A District Court judge in Pennsylvania has granted a defendant’s motion to dismiss after it was sued for violating the Fair Debt Collection Practices Act when one of its representatives used the word “summons” during a conversation with the plaintiff, who had been sued by the defendant to recover an unpaid debt.
A copy of the ruling in the case of Ohai v. Patenaude & Felix can be accessed by clicking here.
The defendant, on behalf of the original creditor, filed a lawsuit to collect on an unpaid credit card debt of $4,802.92. Six weeks after the suit was filed, the plaintiff contacted the defendant, announced that she was recording the call, and offered to settle the debt for $500. The representative of the defendant declined the offer and the plaintiff said she would have to call back. She called back two weeks later, again seeking to settle the debt, and again announcing that she was recording the call. The representative said, “[W]e have a current balance of the suit that was filed for $4, 802.92. Did you receive that summons?”

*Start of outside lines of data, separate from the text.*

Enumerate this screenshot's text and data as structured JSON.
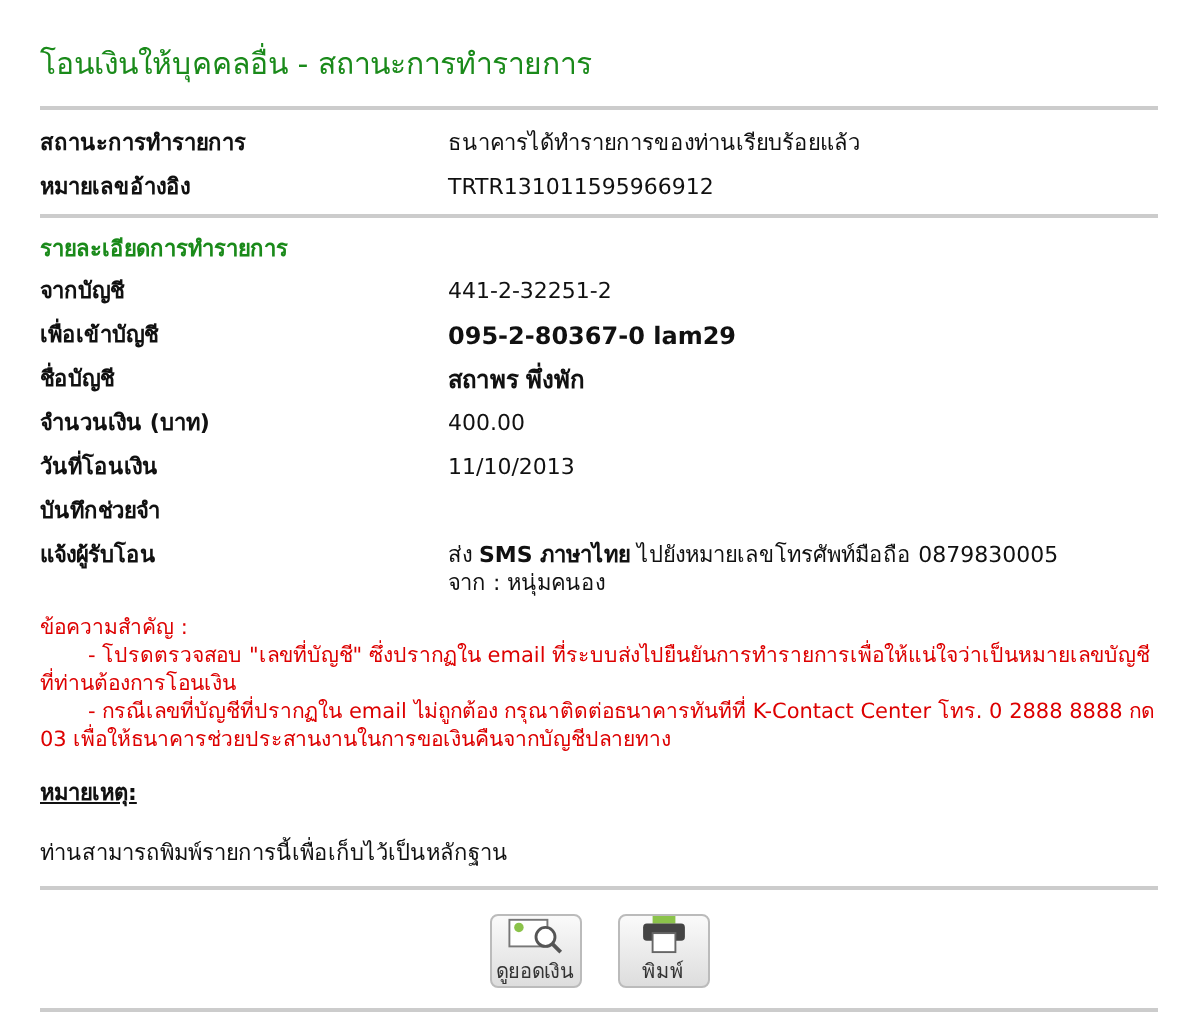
{
  "title": "โอนเงินให้บุคคลอื่น - สถานะการทำรายการ",
  "status_rows": [
    {
      "label": "สถานะการทำรายการ",
      "lines": [
        "ธนาคารได้ทำรายการของท่านเรียบร้อยแล้ว"
      ],
      "bold": false
    },
    {
      "label": "หมายเลขอ้างอิง",
      "lines": [
        "TRTR131011595966912"
      ],
      "bold": false
    }
  ],
  "details": {
    "heading": "รายละเอียดการทำรายการ",
    "rows": [
      {
        "label": "จากบัญชี",
        "lines": [
          "441-2-32251-2"
        ],
        "bold": false
      },
      {
        "label": "เพื่อเข้าบัญชี",
        "lines": [
          "095-2-80367-0 lam29"
        ],
        "bold": true
      },
      {
        "label": "ชื่อบัญชี",
        "lines": [
          "สถาพร พึ่งพัก"
        ],
        "bold": true
      },
      {
        "label": "จำนวนเงิน (บาท)",
        "lines": [
          "400.00"
        ],
        "bold": false
      },
      {
        "label": "วันที่โอนเงิน",
        "lines": [
          "11/10/2013"
        ],
        "bold": false
      },
      {
        "label": "บันทึกช่วยจำ",
        "lines": []
      },
      {
        "label": "แจ้งผู้รับโอน",
        "lines": [
          "ส่ง **SMS ภาษาไทย** ไปยังหมายเลขโทรศัพท์มือถือ 0879830005",
          "จาก : หนุ่มคนอง"
        ],
        "bold": false
      }
    ]
  },
  "notice": {
    "heading": "ข้อความสำคัญ :",
    "items": [
      "- โปรดตรวจสอบ \"เลขที่บัญชี\" ซึ่งปรากฏใน email ที่ระบบส่งไปยืนยันการทำรายการเพื่อให้แน่ใจว่าเป็นหมายเลขบัญชีที่ท่านต้องการโอนเงิน",
      "- กรณีเลขที่บัญชีที่ปรากฏใน email ไม่ถูกต้อง กรุณาติดต่อธนาคารทันทีที่ K-Contact Center โทร. 0 2888 8888 กด 03 เพื่อให้ธนาคารช่วยประสานงานในการขอเงินคืนจากบัญชีปลายทาง"
    ]
  },
  "remark": {
    "heading": "หมายเหตุ:",
    "text": "ท่านสามารถพิมพ์รายการนี้เพื่อเก็บไว้เป็นหลักฐาน"
  },
  "buttons": [
    {
      "kind": "balance",
      "label": "ดูยอดเงิน"
    },
    {
      "kind": "print",
      "label": "พิมพ์"
    }
  ]
}
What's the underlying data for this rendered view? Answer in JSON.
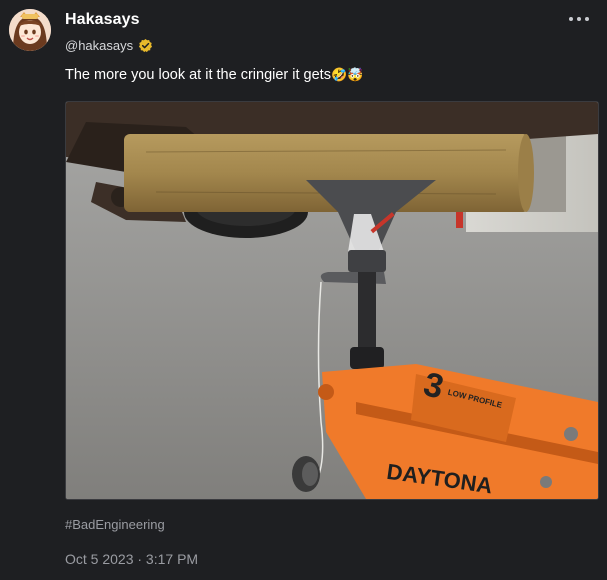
{
  "author": {
    "display_name": "Hakasays",
    "handle": "@hakasays",
    "verified": true,
    "avatar_icon": "anime-avatar"
  },
  "post": {
    "text": "The more you look at it the cringier it gets",
    "emojis": "🤣🤯",
    "hashtag": "#BadEngineering",
    "timestamp": "Oct 5 2023 · 3:17 PM"
  },
  "media": {
    "jack_brand": "DAYTONA",
    "jack_label_number": "3",
    "jack_label_text": "LOW PROFILE"
  },
  "colors": {
    "background": "#1e1f22",
    "verified_badge": "#e8b92b",
    "secondary_text": "#9a9ca2",
    "jack_orange": "#f07a2a"
  }
}
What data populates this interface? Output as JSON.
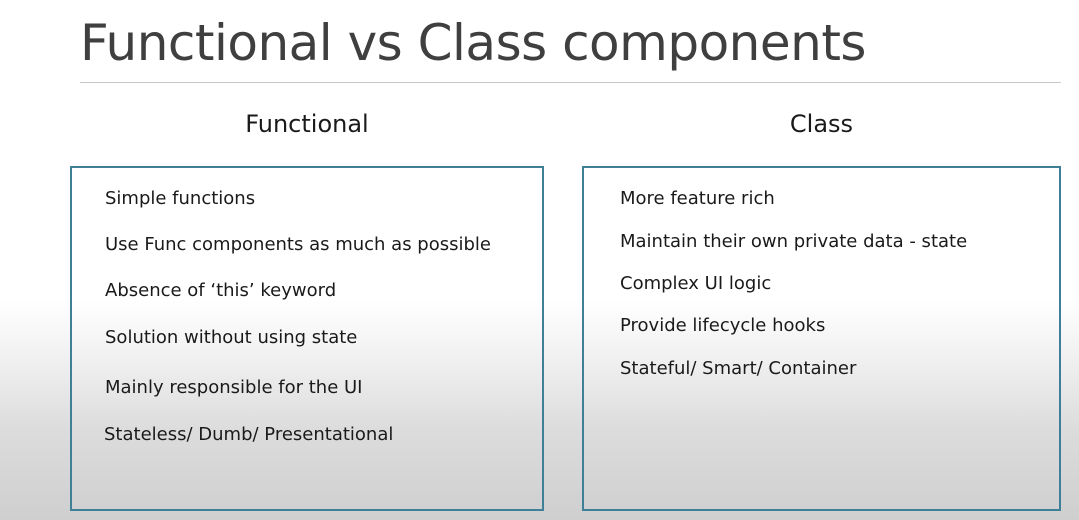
{
  "slide": {
    "title": "Functional vs Class components"
  },
  "functional": {
    "heading": "Functional",
    "items": [
      "Simple functions",
      "Use Func components as much as possible",
      "Absence of ‘this’ keyword",
      "Solution without using state",
      "Mainly responsible for the UI",
      "Stateless/ Dumb/ Presentational"
    ]
  },
  "class": {
    "heading": "Class",
    "items": [
      "More feature rich",
      "Maintain their own private data - state",
      "Complex UI logic",
      "Provide lifecycle hooks",
      "Stateful/ Smart/ Container"
    ]
  }
}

The plaintiff tried to settle the debt for $1,000, which was declined. The representative offered to settle for $1,300, but the plaintiff countered with $1,200. When that offer was declined, the plaintiff ended the call.
She subsequently filed suit, accusing the defendant of violating Section 1692e of the FDCPA because the use of the word “summons” was misleading and confusing.
While first determining that even a least sophisticated consumer would not have been misled by the question asking if he or she had received a summons, Judge Karen Marston of the District Court for the Eastern District of Pennsylvania then looked at all the reasons why the plaintiff in this case would not be considered a least sophisticated consumer. Repeatedly attempting to negotiate a favorable settlement, announcing that she was recording the calls, and the fact that she had previously filed FDCPA lawsuits left Judge Marston “hard pressed to describe” the plaintiff as a least sophisticated consumer. “But even if she were, her subjective feelings and beliefs upon hearing the word ‘summons’ used by the [defendant] would not be relevant to whether Defendants violated the FDCPA,” Judge Marston wrote. “The least sophisticated debtor standard is an objective one — it asks not what the actual plaintiff believed, but whether a hypothetical debtor would have been misled or deceived. This objectivity is important; it protects debt collectors from the avarice of unscrupulous debtors who might misrepresent their actual state of mind and ensures that debt collectors treat debtors in a manner that is consistent and fair. Therefore, what Ohai subjectively believed regarding the use of the word “summons” in her phone call is irrelevant to whether P&F’s conduct violated the FDCPA.”